Monday, November 5, 2007


The List (For Discussion, Not Official)

This is the list, thus far. Books that are included here may be permanent additions, or they may not. The goal is to suggest a large number of books and then slowly work it down to the appropriate 50 book length. Feel free to argue about any book here because all books here are simply nominated by me or by others and are up for discussion! Give your reasons why you don't like a book on the list, etc. I can start new discussions on the books at any time.
So here it is:

Science Fiction
Dune by Frank Herbert (haven't read)
War of the World by H. G. Wells (haven't read)
1984 by George Orwell
Neuromancer by William Gibson
A Clockwork Orange by Anthony Burgess
Frankenstein by Mary Shelley
Forever War by Joe Haldeman
Slaughterhouse Five by Kurt Vonnegut
Stranger in a Strange Land by Robert A. Heinlein (haven't read)
Doomsday Book - Connie Willis (haven't read)
The Demolished Man by Alfred Bester (haven't read)
The Hitchhiker's Guide to the Galaxy by Douglas Adams
Fahrenheit 451 by Ray Bradbury (read part of)
Ringworld by Larry Niven
More Than Human by Theodor Sturgeon
Journey to the Center of the Earth by Jules Verne

Lord of the Rings by J. R. R. Tolkien
The Lion, the Witch, and the Wardrobe by C. S. Lewis
Dracula by Bram Stoker
The Odyssey by Homer
A Midsummer Nights Dream by William Shakespeare
The Rings of the Nibelung by Richard Wagner
Beowulf by Unknown
A Christmas Carol by Charles Dickens
Gilgamesh by Unknown
Gulliver's Travels by Jonathan Swift

There it is for the time being. This is NOT the official list. This is JUST the list as it stands right now. Anything that gets mentioned will end up here.


Anonymous said...

Is that ring thing that ... thing with the ... thing? Yeah, clear as mud.

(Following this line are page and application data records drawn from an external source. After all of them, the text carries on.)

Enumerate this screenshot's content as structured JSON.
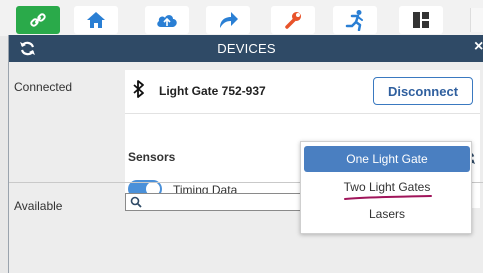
{
  "toolbar": {
    "buttons": [
      {
        "icon": "link-icon",
        "bg": "#2aaa4a"
      },
      {
        "icon": "home-icon",
        "bg": "#ffffff"
      },
      {
        "icon": "cloud-icon",
        "bg": "#ffffff"
      },
      {
        "icon": "share-icon",
        "bg": "#ffffff"
      },
      {
        "icon": "wrench-icon",
        "bg": "#ffffff"
      },
      {
        "icon": "running-icon",
        "bg": "#ffffff"
      },
      {
        "icon": "layout-icon",
        "bg": "#ffffff"
      }
    ]
  },
  "panel": {
    "title": "DEVICES",
    "close": "×"
  },
  "connected": {
    "label": "Connected",
    "device_name": "Light Gate 752-937",
    "disconnect_label": "Disconnect",
    "sensors_label": "Sensors",
    "timing_data_label": "Timing Data",
    "timing_data_on": true
  },
  "available": {
    "label": "Available",
    "search_value": ""
  },
  "dropdown": {
    "options": [
      "One Light Gate",
      "Two Light Gates",
      "Lasers"
    ],
    "selected": "One Light Gate"
  },
  "colors": {
    "header": "#2f4a66",
    "accent": "#4a7fc1",
    "green": "#2aaa4a",
    "toolbar_icon": "#2a7fd4",
    "wrench": "#e8532a",
    "annotation": "#a0145a"
  }
}
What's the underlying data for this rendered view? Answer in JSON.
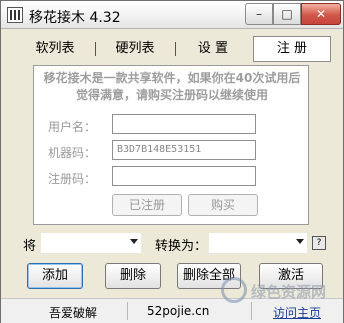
{
  "window": {
    "title": "移花接木 4.32",
    "minimize_glyph": "–",
    "maximize_glyph": "□",
    "close_glyph": "✕"
  },
  "tabs": [
    {
      "label": "软列表"
    },
    {
      "label": "硬列表"
    },
    {
      "label": "设 置"
    },
    {
      "label": "注 册",
      "active": true
    }
  ],
  "register": {
    "notice": "移花接木是一款共享软件，如果你在40次试用后觉得满意，请购买注册码以继续使用",
    "username_label": "用户名：",
    "username_value": "",
    "machine_label": "机器码：",
    "machine_value": "B3D7B148E53151",
    "regcode_label": "注册码：",
    "regcode_value": "",
    "registered_button": "已注册",
    "buy_button": "购买"
  },
  "convert": {
    "from_label": "将",
    "from_value": "",
    "to_label": "转换为：",
    "to_value": "",
    "help_glyph": "?"
  },
  "actions": {
    "add": "添加",
    "delete": "删除",
    "delete_all": "删除全部",
    "activate": "激活"
  },
  "statusbar": {
    "left": "吾爱破解",
    "middle": "52pojie.cn",
    "right": "访问主页"
  },
  "watermark": {
    "text": "绿色资源网"
  },
  "colors": {
    "active_tab_bg": "#ffffff",
    "close_button": "#c6453a",
    "disabled_text": "#9a9a9a",
    "link": "#1a3f9a"
  },
  "icons": {
    "app": "app-icon",
    "dropdown": "chevron-down-icon",
    "help": "help-icon"
  }
}
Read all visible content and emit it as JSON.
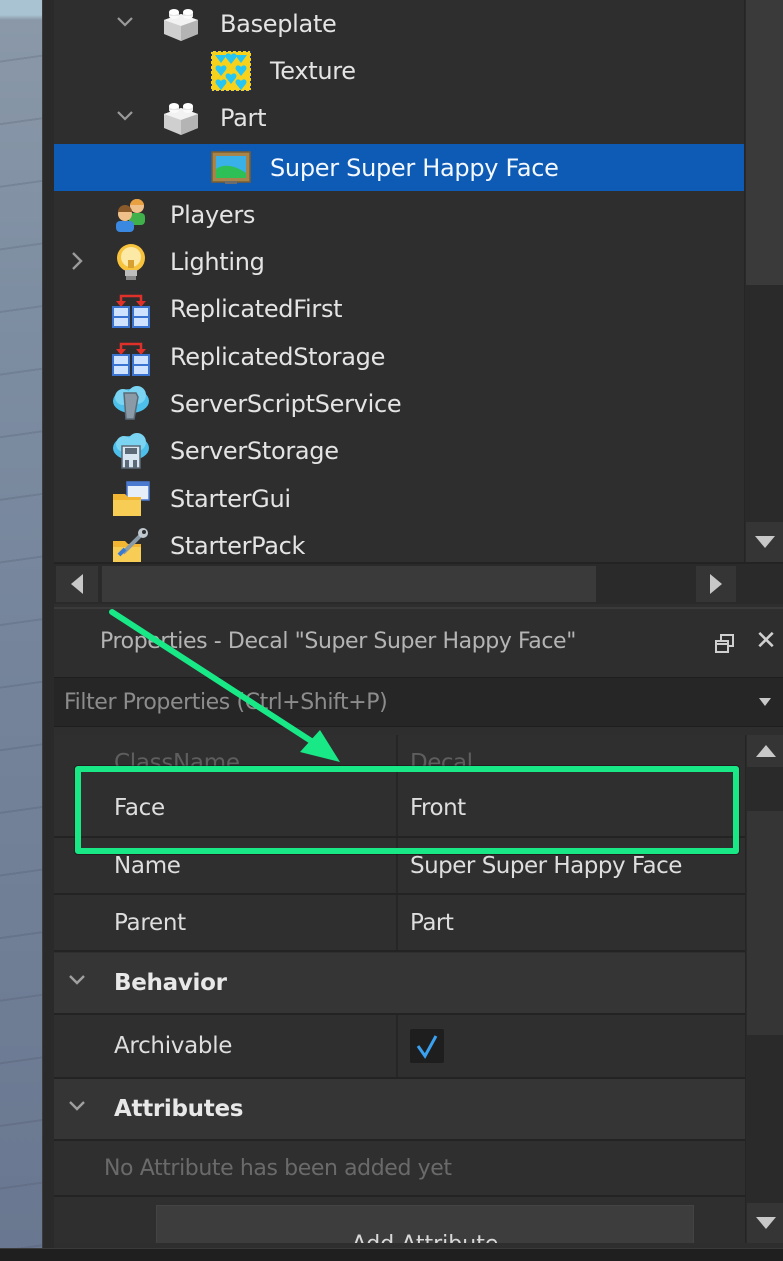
{
  "explorer": {
    "tree": [
      {
        "label": "Baseplate",
        "icon": "part-brick-icon",
        "expanded": true,
        "depth": 2
      },
      {
        "label": "Texture",
        "icon": "texture-icon",
        "depth": 3
      },
      {
        "label": "Part",
        "icon": "part-brick-icon",
        "expanded": true,
        "depth": 2
      },
      {
        "label": "Super Super Happy Face",
        "icon": "decal-icon",
        "depth": 3,
        "selected": true
      },
      {
        "label": "Players",
        "icon": "players-icon",
        "depth": 1
      },
      {
        "label": "Lighting",
        "icon": "lightbulb-icon",
        "expanded": false,
        "depth": 1
      },
      {
        "label": "ReplicatedFirst",
        "icon": "replicated-first-icon",
        "depth": 1
      },
      {
        "label": "ReplicatedStorage",
        "icon": "replicated-storage-icon",
        "depth": 1
      },
      {
        "label": "ServerScriptService",
        "icon": "server-script-service-icon",
        "depth": 1
      },
      {
        "label": "ServerStorage",
        "icon": "server-storage-icon",
        "depth": 1
      },
      {
        "label": "StarterGui",
        "icon": "starter-gui-icon",
        "depth": 1
      },
      {
        "label": "StarterPack",
        "icon": "starter-pack-icon",
        "depth": 1
      }
    ],
    "chevron_expanded": "⌄",
    "chevron_collapsed": "›"
  },
  "properties": {
    "title": "Properties - Decal \"Super Super Happy Face\"",
    "close_glyph": "✕",
    "filter_placeholder": "Filter Properties (Ctrl+Shift+P)",
    "rows": [
      {
        "name": "ClassName",
        "value": "Decal",
        "dim": true
      },
      {
        "name": "Face",
        "value": "Front",
        "highlighted": true
      },
      {
        "name": "Name",
        "value": "Super Super Happy Face"
      },
      {
        "name": "Parent",
        "value": "Part"
      }
    ],
    "sections": {
      "behavior": {
        "label": "Behavior",
        "rows": [
          {
            "name": "Archivable",
            "value": true
          }
        ]
      },
      "attributes": {
        "label": "Attributes",
        "empty_message": "No Attribute has been added yet",
        "add_button": "Add Attribute"
      }
    }
  },
  "annotation": {
    "color": "#19e887",
    "target": "Face"
  },
  "colors": {
    "selection": "#0e5bb5",
    "checkmark": "#3aa0f0"
  }
}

Umm ... the one with the belt-of-strength woman?

S.M.D. said...

I should have put next to it that I haven't read it. Sorry about that. All I know about it is that it was turned into an Opera that is supposed to be exceptional and also so incredibly epic that it has to be staged in multiple showings because it would be some ten ours in one sitting to go through the whole ring cycle. It also supposedly serves as the inspiration and basis by which LOTR was created, at least according to speculation. It does have similarities.

Anonymous said...

Are y'all still talking about this, or am I trying to bring a dead conversation back to life?

I would like to suggest Theodore Sturgeon's More Than Human.

I'm not sure how much influence it has had in the SF & F world, but it is a Del Rey Gold Seal Selection, published in 1953, winner of the International Fantasy Award, and one of my favorites.
According to the back of the book:
"Del Rey Gold Seal Selections are major works of imaginative fiction that have become modern literary classics. More importantly, they are great stories in which first-rate writers take on timeless questions of human destiny."

This book may also have a significant influence on my own writing, which will only be important/notable if my writing manages to withstand the test of time. Just thought I'd mention that I'm biased.

While I'm at it, I'd also like to nominate James Tiptree, Jr.
Any of Tiptree's stories would make a valuable addition to the canon. My favorite is "Love Is The Plan The Plan Is Death," but "The Girl Who Was Plugged In" is also a fantastic piece. Materialism and gender identification are major themes in all her stories.

Couple of questions...
I am curious why you have included the Odyssey in the Fantasy list. I have always read Homer as Mythology (a genre in its own right). I think his writing has had greater effect on epic poetry than science fiction and fantasy, and I'm wondering if we really need the power of his name to validate the SF&F canon.
Also, Shakespeare's Midsummer Night's Dream... I can understand why you might consider it for the Fantasy canon; however, I think there is more to High Fantasy than faries and pixies and imps getting themselves and gullible humans into trouble.
Props to Shakespeare for getting Western Literature started, but I don't think he belongs in a canon of speculative fiction literature. I think Midsummer Night's Dream would be more comfortable in folklore, or comedic drama (where it is traditionally slotted).

In the interests of full disclosure, I am against tradition, form, and any other expectations a board of "scholars" might have for a piece of writing under consideration for admission to the literary canon.
Have I enabled a reader to escape from the ordinary?
Then I am happy.
Have I allowed my audience to grow beyond the expectations and limitations of their world?
Then I am happy.

Perhaps building a canon will result in a philosophical discussion of what science fiction and fantasy is, but I wonder if it would be more useful first to define what we mean when we say "science fiction" or "fantasy" so that we recognize what we're looking for when it passes us on the street.

Just thoughts, of course.

~Anonymous...for now.
Fuck your opinion. I have my own.

S.M.D. said...

I'm writing a response post to everything you said, because I think it deserves further discussion.

S.M.D. said...

Added Sturgeon's book to the list.

I'll make note of the stories you suggested too for when we get down to the short story canon.